Nt <- Ntip(tree)
lines(x = rep(-0.25 * h + LWD * 15/2, 2), y = c(1 + 1/40 *
Nt, Nt - 1/40 * Nt))
nticks <- 11
Y <- cbind(seq(1 + 1/40 * Nt, Nt - 1/40 * Nt, length.out = nticks),
seq(1 + 1/40 * Nt, Nt - 1/40 * Nt, length.out = nticks))
X <- cbind(rep(-0.25 * h + LWD * 15/2, nticks), rep(-0.25 *
h + LWD * 15/2 + 0.02 * h, nticks))
for (i in 1:nrow(Y)) lines(X[i, ], Y[i, ])
x=-0.25*h,y=1+1/40*Nt,
title="probability of being in \"warm\" state",
lims=NULL,digits=3,direction="upwards",
subtitle="",lwd=15,prompt=FALSE)
ticks<-seq(0,1.0,length.out=11)

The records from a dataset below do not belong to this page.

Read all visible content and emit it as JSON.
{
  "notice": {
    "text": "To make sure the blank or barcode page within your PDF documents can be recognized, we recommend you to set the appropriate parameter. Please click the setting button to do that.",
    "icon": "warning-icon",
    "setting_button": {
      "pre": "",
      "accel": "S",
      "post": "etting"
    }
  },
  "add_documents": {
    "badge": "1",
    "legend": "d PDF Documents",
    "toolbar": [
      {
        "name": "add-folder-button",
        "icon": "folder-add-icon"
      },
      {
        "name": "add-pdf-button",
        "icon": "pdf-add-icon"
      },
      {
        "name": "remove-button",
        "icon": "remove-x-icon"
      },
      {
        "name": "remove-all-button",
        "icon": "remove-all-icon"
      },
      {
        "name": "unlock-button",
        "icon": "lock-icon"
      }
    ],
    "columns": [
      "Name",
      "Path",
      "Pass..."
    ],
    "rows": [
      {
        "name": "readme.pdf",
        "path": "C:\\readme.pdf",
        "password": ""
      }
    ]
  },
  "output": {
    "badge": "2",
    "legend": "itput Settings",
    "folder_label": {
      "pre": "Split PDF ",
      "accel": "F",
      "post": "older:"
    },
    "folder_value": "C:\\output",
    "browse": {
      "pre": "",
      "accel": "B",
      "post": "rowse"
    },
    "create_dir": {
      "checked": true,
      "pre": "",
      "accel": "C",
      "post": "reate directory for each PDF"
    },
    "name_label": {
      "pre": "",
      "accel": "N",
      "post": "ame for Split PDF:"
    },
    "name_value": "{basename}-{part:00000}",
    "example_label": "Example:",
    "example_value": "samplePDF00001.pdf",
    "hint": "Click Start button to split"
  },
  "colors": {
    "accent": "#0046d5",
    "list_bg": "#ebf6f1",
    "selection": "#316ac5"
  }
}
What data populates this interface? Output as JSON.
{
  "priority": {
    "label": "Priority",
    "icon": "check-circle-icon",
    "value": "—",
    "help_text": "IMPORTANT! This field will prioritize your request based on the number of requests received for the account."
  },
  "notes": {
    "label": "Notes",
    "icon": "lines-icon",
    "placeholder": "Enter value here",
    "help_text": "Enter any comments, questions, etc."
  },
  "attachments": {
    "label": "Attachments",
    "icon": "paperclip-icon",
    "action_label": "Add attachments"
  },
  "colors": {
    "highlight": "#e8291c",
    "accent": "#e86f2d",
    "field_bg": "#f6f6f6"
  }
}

text(x = X[, 2], y = Y[, 2], signif(ticks, 2), pos = 4,
cex = 0.7)


Wow. The distribution of “warm” rates match our simulation conditions with near exact precision. Cool!

That’s all for now.